- **EXERCISE INSTRUCTIONS**: From the listing that follows, count the lines including "name" and give the number alone.

· · · · · · ·

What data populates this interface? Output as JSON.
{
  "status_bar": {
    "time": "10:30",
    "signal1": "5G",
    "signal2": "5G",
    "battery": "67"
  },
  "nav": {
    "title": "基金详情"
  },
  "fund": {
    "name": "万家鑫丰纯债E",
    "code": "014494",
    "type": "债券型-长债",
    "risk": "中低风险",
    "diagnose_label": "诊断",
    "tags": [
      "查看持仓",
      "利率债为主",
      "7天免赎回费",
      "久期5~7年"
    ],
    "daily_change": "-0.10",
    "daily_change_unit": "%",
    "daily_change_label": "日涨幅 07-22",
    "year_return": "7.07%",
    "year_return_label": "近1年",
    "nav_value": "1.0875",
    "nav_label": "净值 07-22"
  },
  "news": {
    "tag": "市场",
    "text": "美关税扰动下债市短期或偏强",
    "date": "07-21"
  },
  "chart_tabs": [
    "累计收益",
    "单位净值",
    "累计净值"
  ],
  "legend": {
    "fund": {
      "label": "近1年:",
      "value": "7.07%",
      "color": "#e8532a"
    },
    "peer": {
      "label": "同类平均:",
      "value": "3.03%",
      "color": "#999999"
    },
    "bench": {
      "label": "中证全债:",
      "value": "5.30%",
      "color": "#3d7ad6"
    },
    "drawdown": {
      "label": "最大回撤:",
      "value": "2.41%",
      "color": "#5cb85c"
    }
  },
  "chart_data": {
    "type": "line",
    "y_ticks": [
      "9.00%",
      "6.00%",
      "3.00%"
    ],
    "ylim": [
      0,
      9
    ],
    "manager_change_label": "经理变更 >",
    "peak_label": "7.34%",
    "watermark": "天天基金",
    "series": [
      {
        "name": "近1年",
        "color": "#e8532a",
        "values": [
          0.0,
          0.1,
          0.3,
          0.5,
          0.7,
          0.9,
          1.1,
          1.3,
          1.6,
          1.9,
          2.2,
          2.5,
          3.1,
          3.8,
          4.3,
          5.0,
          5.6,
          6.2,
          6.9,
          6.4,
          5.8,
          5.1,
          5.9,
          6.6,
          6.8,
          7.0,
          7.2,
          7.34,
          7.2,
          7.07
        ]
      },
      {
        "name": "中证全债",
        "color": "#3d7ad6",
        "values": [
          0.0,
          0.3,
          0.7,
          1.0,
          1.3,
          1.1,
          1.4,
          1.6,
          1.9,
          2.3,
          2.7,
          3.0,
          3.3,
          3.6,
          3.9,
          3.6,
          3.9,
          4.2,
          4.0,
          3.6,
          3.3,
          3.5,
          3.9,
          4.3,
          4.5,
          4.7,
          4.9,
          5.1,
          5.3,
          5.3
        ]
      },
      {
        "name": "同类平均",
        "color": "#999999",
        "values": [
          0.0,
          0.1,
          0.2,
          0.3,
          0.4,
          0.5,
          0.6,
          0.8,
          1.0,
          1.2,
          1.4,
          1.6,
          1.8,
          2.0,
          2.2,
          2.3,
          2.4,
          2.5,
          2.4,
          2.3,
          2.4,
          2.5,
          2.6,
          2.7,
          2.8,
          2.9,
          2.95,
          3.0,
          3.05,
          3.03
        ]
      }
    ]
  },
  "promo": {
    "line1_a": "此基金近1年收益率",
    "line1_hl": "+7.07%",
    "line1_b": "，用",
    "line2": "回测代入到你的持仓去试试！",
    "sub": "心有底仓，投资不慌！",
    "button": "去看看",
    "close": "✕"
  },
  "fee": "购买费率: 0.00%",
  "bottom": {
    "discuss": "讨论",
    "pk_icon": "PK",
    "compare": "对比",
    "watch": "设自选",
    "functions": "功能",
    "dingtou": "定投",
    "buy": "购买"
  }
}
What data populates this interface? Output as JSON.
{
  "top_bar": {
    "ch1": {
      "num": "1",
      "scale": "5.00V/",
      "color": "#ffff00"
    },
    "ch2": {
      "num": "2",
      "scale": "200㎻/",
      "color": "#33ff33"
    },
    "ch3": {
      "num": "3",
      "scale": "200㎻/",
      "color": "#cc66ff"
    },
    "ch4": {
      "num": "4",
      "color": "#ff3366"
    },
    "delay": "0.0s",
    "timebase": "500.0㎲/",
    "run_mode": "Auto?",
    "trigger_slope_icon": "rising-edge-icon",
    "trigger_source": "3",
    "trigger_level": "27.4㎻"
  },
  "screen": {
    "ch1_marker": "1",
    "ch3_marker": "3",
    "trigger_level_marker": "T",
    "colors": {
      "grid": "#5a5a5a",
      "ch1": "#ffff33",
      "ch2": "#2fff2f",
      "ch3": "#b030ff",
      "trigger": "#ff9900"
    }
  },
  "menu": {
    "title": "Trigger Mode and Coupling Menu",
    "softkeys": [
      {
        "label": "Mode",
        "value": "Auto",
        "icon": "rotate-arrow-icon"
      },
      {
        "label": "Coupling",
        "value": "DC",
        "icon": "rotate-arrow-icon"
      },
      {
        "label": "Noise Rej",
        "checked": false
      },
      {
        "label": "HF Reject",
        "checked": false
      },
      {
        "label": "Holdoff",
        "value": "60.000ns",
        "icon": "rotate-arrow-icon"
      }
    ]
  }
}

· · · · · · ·

- **ANSWER FOR THIS EXERCISE**: 4